Jews around the world mark the end of the fast in different ways—and no, they don’t all involve bagels and lox. Susan takes us on a brief tour of non-Ashkenazic traditions.
By the end of the Jewish month of Tishrei, a lot of us feel beyond stuffed. Here’s how to incorporate a little more minimalism and a lot more enjoyment into High Holiday meals.
Bagels and lox were a big part of Nava’s childhood, but when she went vegan, out went the lox. Luckily, she came up with a vegan lox that’s easy to make at home.
Inspired by a Restaurant Week menu, Heather decided to mix up a Jewish favorite—literally. The result is a Yom Kippur break-fast game changer: a cream-cheese-and-salmon dip served with bagel chips.
Avoid the “hangries” with a meal that satisfies everyone who spent the day fasting. Whether a sweet tooth or decidedly on Team Savory, breakfast, served at dinnertime, offers options for everyone.

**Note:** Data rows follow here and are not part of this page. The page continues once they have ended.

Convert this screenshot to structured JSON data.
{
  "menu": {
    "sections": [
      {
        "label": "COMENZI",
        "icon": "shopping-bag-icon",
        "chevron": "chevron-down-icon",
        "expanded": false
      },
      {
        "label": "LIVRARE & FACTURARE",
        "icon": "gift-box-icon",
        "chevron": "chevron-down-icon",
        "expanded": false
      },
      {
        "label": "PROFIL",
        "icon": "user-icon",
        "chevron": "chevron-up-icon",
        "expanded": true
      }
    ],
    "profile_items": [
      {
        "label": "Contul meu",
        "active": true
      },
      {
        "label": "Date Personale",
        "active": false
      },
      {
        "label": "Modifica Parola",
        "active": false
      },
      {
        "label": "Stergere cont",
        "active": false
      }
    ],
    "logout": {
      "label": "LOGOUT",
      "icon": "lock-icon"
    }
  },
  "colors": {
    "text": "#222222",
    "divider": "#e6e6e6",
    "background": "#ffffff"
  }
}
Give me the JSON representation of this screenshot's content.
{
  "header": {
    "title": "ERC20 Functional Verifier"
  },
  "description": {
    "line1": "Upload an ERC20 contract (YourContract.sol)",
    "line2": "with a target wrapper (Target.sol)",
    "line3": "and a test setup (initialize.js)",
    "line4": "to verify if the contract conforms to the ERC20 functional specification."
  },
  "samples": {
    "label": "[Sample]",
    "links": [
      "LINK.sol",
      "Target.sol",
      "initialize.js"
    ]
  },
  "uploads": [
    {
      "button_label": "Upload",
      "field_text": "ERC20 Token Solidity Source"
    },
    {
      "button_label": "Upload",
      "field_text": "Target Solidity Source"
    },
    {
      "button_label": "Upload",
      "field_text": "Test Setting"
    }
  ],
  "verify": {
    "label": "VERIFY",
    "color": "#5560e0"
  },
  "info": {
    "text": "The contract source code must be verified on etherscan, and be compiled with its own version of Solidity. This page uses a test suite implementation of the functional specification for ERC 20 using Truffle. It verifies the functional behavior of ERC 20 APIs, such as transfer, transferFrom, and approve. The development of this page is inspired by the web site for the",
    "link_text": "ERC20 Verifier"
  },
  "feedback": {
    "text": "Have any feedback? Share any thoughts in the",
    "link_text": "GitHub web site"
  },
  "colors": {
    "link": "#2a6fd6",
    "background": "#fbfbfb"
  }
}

With life more complicated these days, it’s no surprise that Yom Kippur, too, is no longer what it used to be. Rachel explores some of the different ways that people mark the Day of Atonement.
Visit a Sephardic home for break-fast, and you’ll probably find guests easing slowly out of the fast with a sweet drink followed by a rich meal and an abundant dessert selection—no bagels!
Following a Celiac-disease diagnosis for both her daughter and herself, Lori came up with a new break-fast tradition to replace her favorite post-fast everything bagel with lox. It’s just as delicious.
Yom Kippur break-fast meals can be so boring. Annabel came up with five killer bagel combos that will make your regular cream cheese and lox envious. They’re sweet, savory and everything in between.
It’s not what you’re used to piling on a bagel at the Yom Kippur break-fast, but gravlax is way cheaper, easy to make at home and equally perfect for the holidays.